■ **Requirement**
What is needed is every line of the material that contains "title".

■ **Data for this exercise**
------------------------------------

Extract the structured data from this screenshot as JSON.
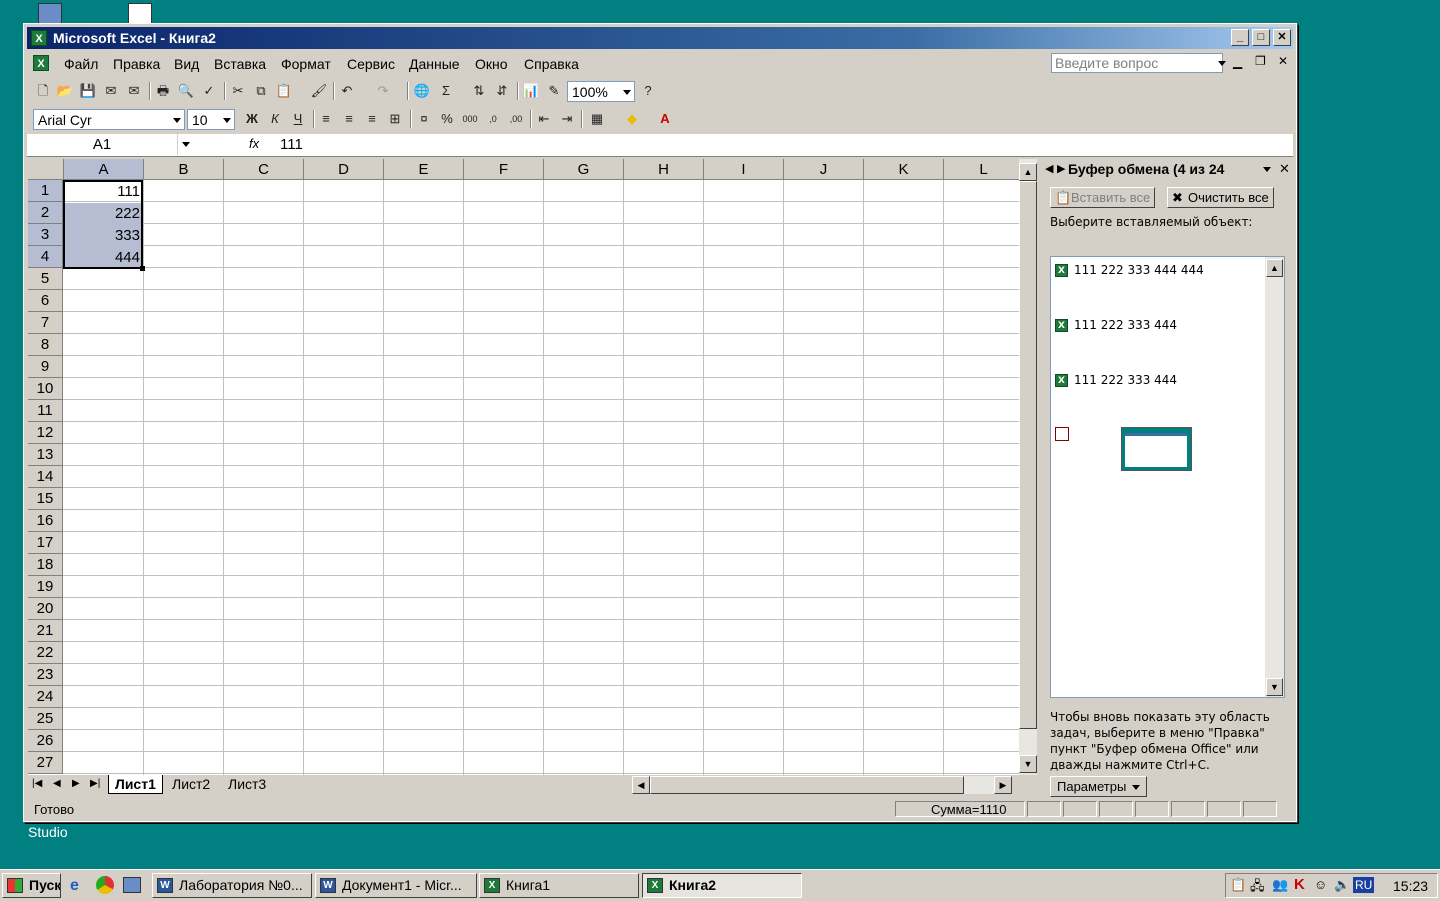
{
  "desktop": {
    "labels": [
      "Studio"
    ]
  },
  "window": {
    "title": "Microsoft Excel - Книга2"
  },
  "menu": {
    "items": [
      "Файл",
      "Правка",
      "Вид",
      "Вставка",
      "Формат",
      "Сервис",
      "Данные",
      "Окно",
      "Справка"
    ],
    "ask_placeholder": "Введите вопрос"
  },
  "toolbar": {
    "zoom": "100%"
  },
  "format_toolbar": {
    "font": "Arial Cyr",
    "size": "10",
    "bold": "Ж",
    "italic": "К",
    "underline": "Ч"
  },
  "formula_bar": {
    "name_box": "A1",
    "fx": "fx",
    "value": "111"
  },
  "sheet": {
    "columns": [
      "A",
      "B",
      "C",
      "D",
      "E",
      "F",
      "G",
      "H",
      "I",
      "J",
      "K",
      "L"
    ],
    "rows": [
      "1",
      "2",
      "3",
      "4",
      "5",
      "6",
      "7",
      "8",
      "9",
      "10",
      "11",
      "12",
      "13",
      "14",
      "15",
      "16",
      "17",
      "18",
      "19",
      "20",
      "21",
      "22",
      "23",
      "24",
      "25",
      "26",
      "27"
    ],
    "cells": {
      "A1": "111",
      "A2": "222",
      "A3": "333",
      "A4": "444"
    },
    "tabs": [
      "Лист1",
      "Лист2",
      "Лист3"
    ]
  },
  "status": {
    "ready": "Готово",
    "sum": "Сумма=1110"
  },
  "task_pane": {
    "title": "Буфер обмена (4 из 24",
    "paste_all": "Вставить все",
    "clear_all": "Очистить все",
    "prompt": "Выберите вставляемый объект:",
    "clips": [
      "111 222 333 444 444",
      "111 222 333 444",
      "111 222 333 444"
    ],
    "hint": "Чтобы вновь показать эту область задач, выберите в меню \"Правка\" пункт \"Буфер обмена Office\" или дважды нажмите Ctrl+C.",
    "options": "Параметры"
  },
  "taskbar": {
    "start": "Пуск",
    "tasks": [
      "Лаборатория №0...",
      "Документ1 - Micr...",
      "Книга1",
      "Книга2"
    ],
    "lang": "RU",
    "clock": "15:23"
  }
}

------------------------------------

■ **Task response**
    "title": "Microsoft Excel - Книга2"
    "title": "Буфер обмена (4 из 24",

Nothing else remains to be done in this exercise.